PROBLEM => Copy the lines below exactly. No picture goes into the copy.

Excerpts from a dataset
******

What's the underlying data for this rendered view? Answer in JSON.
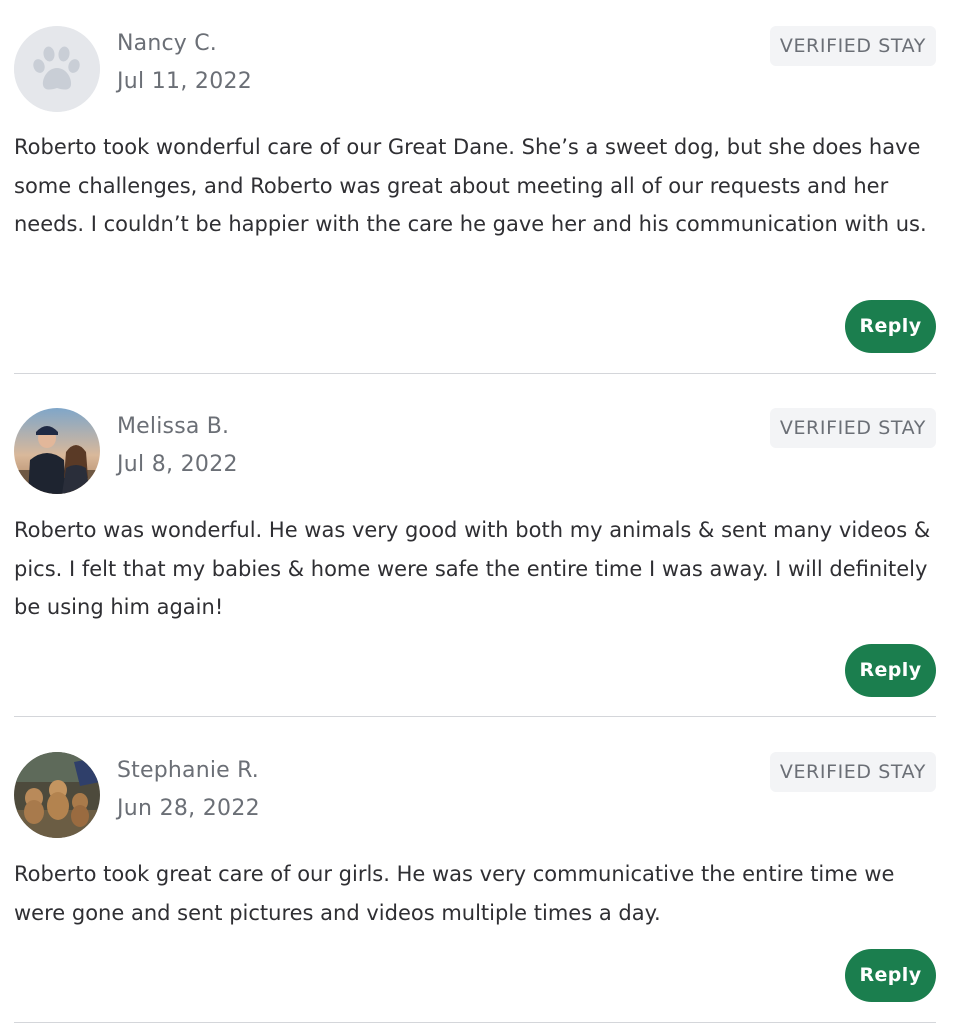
{
  "reviews": [
    {
      "avatar": "paw-icon",
      "name": "Nancy C.",
      "date": "Jul 11, 2022",
      "badge": "VERIFIED STAY",
      "text": "Roberto took wonderful care of our Great Dane. She’s a sweet dog, but she does have some challenges, and Roberto was great about meeting all of our requests and her needs. I couldn’t be happier with the care he gave her and his communication with us.",
      "reply_label": "Reply"
    },
    {
      "avatar": "user-photo",
      "name": "Melissa B.",
      "date": "Jul 8, 2022",
      "badge": "VERIFIED STAY",
      "text": "Roberto was wonderful. He was very good with both my animals & sent many videos & pics. I felt that my babies & home were safe the entire time I was away. I will definitely be using him again!",
      "reply_label": "Reply"
    },
    {
      "avatar": "user-photo",
      "name": "Stephanie R.",
      "date": "Jun 28, 2022",
      "badge": "VERIFIED STAY",
      "text": "Roberto took great care of our girls. He was very communicative the entire time we were gone and sent pictures and videos multiple times a day.",
      "reply_label": "Reply"
    }
  ],
  "colors": {
    "accent": "#1b7e4e",
    "badge_bg": "#f3f4f6",
    "divider": "#d4d6da"
  }
}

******

REPLY TO THE TASK =>
What's the underlying data for this rendered view? Answer in JSON.
{
  "reviews": [
    {
      "avatar": "paw-icon",
      "name": "Nancy C.",
      "date": "Jul 11, 2022",
      "badge": "VERIFIED STAY",
      "text": "Roberto took wonderful care of our Great Dane. She’s a sweet dog, but she does have some challenges, and Roberto was great about meeting all of our requests and her needs. I couldn’t be happier with the care he gave her and his communication with us.",
      "reply_label": "Reply"
    },
    {
      "avatar": "user-photo",
      "name": "Melissa B.",
      "date": "Jul 8, 2022",
      "badge": "VERIFIED STAY",
      "text": "Roberto was wonderful. He was very good with both my animals & sent many videos & pics. I felt that my babies & home were safe the entire time I was away. I will definitely be using him again!",
      "reply_label": "Reply"
    },
    {
      "avatar": "user-photo",
      "name": "Stephanie R.",
      "date": "Jun 28, 2022",
      "badge": "VERIFIED STAY",
      "text": "Roberto took great care of our girls. He was very communicative the entire time we were gone and sent pictures and videos multiple times a day.",
      "reply_label": "Reply"
    }
  ],
  "colors": {
    "accent": "#1b7e4e",
    "badge_bg": "#f3f4f6",
    "divider": "#d4d6da"
  }
}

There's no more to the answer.